◆ **EXERCISE**
Produce the same data once more, line for line.
**********
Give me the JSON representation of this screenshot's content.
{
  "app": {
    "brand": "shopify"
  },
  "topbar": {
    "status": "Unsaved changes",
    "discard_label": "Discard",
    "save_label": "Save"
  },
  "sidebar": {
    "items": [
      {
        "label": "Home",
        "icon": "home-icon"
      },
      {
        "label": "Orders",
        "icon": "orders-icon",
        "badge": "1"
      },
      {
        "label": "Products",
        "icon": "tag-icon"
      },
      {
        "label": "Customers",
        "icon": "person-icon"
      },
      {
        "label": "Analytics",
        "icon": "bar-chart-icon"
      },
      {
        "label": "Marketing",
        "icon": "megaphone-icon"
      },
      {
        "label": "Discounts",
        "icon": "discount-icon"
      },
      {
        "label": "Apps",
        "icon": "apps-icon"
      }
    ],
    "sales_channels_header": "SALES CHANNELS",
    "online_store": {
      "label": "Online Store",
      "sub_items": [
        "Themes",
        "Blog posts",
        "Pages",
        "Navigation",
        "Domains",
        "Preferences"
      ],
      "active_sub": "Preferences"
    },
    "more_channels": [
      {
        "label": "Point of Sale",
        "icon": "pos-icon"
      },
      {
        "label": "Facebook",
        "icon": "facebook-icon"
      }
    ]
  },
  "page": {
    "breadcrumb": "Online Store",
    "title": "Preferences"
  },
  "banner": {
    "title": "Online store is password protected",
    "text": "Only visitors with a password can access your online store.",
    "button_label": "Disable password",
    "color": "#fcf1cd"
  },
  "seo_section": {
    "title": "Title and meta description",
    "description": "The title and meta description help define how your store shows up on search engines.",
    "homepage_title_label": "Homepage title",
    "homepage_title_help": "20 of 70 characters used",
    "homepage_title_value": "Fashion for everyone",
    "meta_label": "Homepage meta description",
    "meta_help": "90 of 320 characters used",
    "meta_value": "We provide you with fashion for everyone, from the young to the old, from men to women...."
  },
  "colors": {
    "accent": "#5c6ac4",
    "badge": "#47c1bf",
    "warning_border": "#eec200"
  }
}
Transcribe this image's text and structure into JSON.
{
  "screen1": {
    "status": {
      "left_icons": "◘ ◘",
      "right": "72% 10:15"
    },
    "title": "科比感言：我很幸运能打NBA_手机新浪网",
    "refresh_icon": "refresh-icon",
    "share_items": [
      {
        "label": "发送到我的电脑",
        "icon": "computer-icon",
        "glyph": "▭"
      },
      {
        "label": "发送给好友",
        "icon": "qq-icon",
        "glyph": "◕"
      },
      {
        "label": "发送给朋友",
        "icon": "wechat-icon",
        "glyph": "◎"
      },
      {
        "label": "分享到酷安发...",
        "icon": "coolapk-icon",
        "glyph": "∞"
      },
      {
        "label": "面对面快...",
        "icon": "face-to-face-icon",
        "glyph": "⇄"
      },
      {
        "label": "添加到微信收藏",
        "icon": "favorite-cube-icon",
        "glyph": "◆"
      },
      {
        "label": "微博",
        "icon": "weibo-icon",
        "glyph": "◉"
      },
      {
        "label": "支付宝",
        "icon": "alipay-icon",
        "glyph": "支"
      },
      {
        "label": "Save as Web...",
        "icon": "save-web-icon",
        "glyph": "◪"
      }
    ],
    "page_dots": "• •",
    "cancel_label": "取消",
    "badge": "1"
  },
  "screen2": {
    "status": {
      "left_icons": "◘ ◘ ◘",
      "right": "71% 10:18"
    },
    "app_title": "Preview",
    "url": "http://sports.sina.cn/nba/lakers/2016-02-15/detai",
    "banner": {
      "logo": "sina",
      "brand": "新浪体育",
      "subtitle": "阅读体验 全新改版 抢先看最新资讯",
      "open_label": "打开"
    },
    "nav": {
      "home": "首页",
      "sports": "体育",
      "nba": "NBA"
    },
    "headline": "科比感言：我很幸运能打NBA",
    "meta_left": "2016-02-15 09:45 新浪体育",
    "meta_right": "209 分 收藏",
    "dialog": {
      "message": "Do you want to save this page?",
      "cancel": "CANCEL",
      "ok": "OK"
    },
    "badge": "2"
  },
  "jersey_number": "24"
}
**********
◆ **REPLY**
Give me the JSON representation of this screenshot's content.
{
  "app": {
    "brand": "shopify"
  },
  "topbar": {
    "status": "Unsaved changes",
    "discard_label": "Discard",
    "save_label": "Save"
  },
  "sidebar": {
    "items": [
      {
        "label": "Home",
        "icon": "home-icon"
      },
      {
        "label": "Orders",
        "icon": "orders-icon",
        "badge": "1"
      },
      {
        "label": "Products",
        "icon": "tag-icon"
      },
      {
        "label": "Customers",
        "icon": "person-icon"
      },
      {
        "label": "Analytics",
        "icon": "bar-chart-icon"
      },
      {
        "label": "Marketing",
        "icon": "megaphone-icon"
      },
      {
        "label": "Discounts",
        "icon": "discount-icon"
      },
      {
        "label": "Apps",
        "icon": "apps-icon"
      }
    ],
    "sales_channels_header": "SALES CHANNELS",
    "online_store": {
      "label": "Online Store",
      "sub_items": [
        "Themes",
        "Blog posts",
        "Pages",
        "Navigation",
        "Domains",
        "Preferences"
      ],
      "active_sub": "Preferences"
    },
    "more_channels": [
      {
        "label": "Point of Sale",
        "icon": "pos-icon"
      },
      {
        "label": "Facebook",
        "icon": "facebook-icon"
      }
    ]
  },
  "page": {
    "breadcrumb": "Online Store",
    "title": "Preferences"
  },
  "banner": {
    "title": "Online store is password protected",
    "text": "Only visitors with a password can access your online store.",
    "button_label": "Disable password",
    "color": "#fcf1cd"
  },
  "seo_section": {
    "title": "Title and meta description",
    "description": "The title and meta description help define how your store shows up on search engines.",
    "homepage_title_label": "Homepage title",
    "homepage_title_help": "20 of 70 characters used",
    "homepage_title_value": "Fashion for everyone",
    "meta_label": "Homepage meta description",
    "meta_help": "90 of 320 characters used",
    "meta_value": "We provide you with fashion for everyone, from the young to the old, from men to women...."
  },
  "colors": {
    "accent": "#5c6ac4",
    "badge": "#47c1bf",
    "warning_border": "#eec200"
  }
}
Transcribe this image's text and structure into JSON.
{
  "screen1": {
    "status": {
      "left_icons": "◘ ◘",
      "right": "72% 10:15"
    },
    "title": "科比感言：我很幸运能打NBA_手机新浪网",
    "refresh_icon": "refresh-icon",
    "share_items": [
      {
        "label": "发送到我的电脑",
        "icon": "computer-icon",
        "glyph": "▭"
      },
      {
        "label": "发送给好友",
        "icon": "qq-icon",
        "glyph": "◕"
      },
      {
        "label": "发送给朋友",
        "icon": "wechat-icon",
        "glyph": "◎"
      },
      {
        "label": "分享到酷安发...",
        "icon": "coolapk-icon",
        "glyph": "∞"
      },
      {
        "label": "面对面快...",
        "icon": "face-to-face-icon",
        "glyph": "⇄"
      },
      {
        "label": "添加到微信收藏",
        "icon": "favorite-cube-icon",
        "glyph": "◆"
      },
      {
        "label": "微博",
        "icon": "weibo-icon",
        "glyph": "◉"
      },
      {
        "label": "支付宝",
        "icon": "alipay-icon",
        "glyph": "支"
      },
      {
        "label": "Save as Web...",
        "icon": "save-web-icon",
        "glyph": "◪"
      }
    ],
    "page_dots": "• •",
    "cancel_label": "取消",
    "badge": "1"
  },
  "screen2": {
    "status": {
      "left_icons": "◘ ◘ ◘",
      "right": "71% 10:18"
    },
    "app_title": "Preview",
    "url": "http://sports.sina.cn/nba/lakers/2016-02-15/detai",
    "banner": {
      "logo": "sina",
      "brand": "新浪体育",
      "subtitle": "阅读体验 全新改版 抢先看最新资讯",
      "open_label": "打开"
    },
    "nav": {
      "home": "首页",
      "sports": "体育",
      "nba": "NBA"
    },
    "headline": "科比感言：我很幸运能打NBA",
    "meta_left": "2016-02-15 09:45 新浪体育",
    "meta_right": "209 分 收藏",
    "dialog": {
      "message": "Do you want to save this page?",
      "cancel": "CANCEL",
      "ok": "OK"
    },
    "badge": "2"
  },
  "jersey_number": "24"
}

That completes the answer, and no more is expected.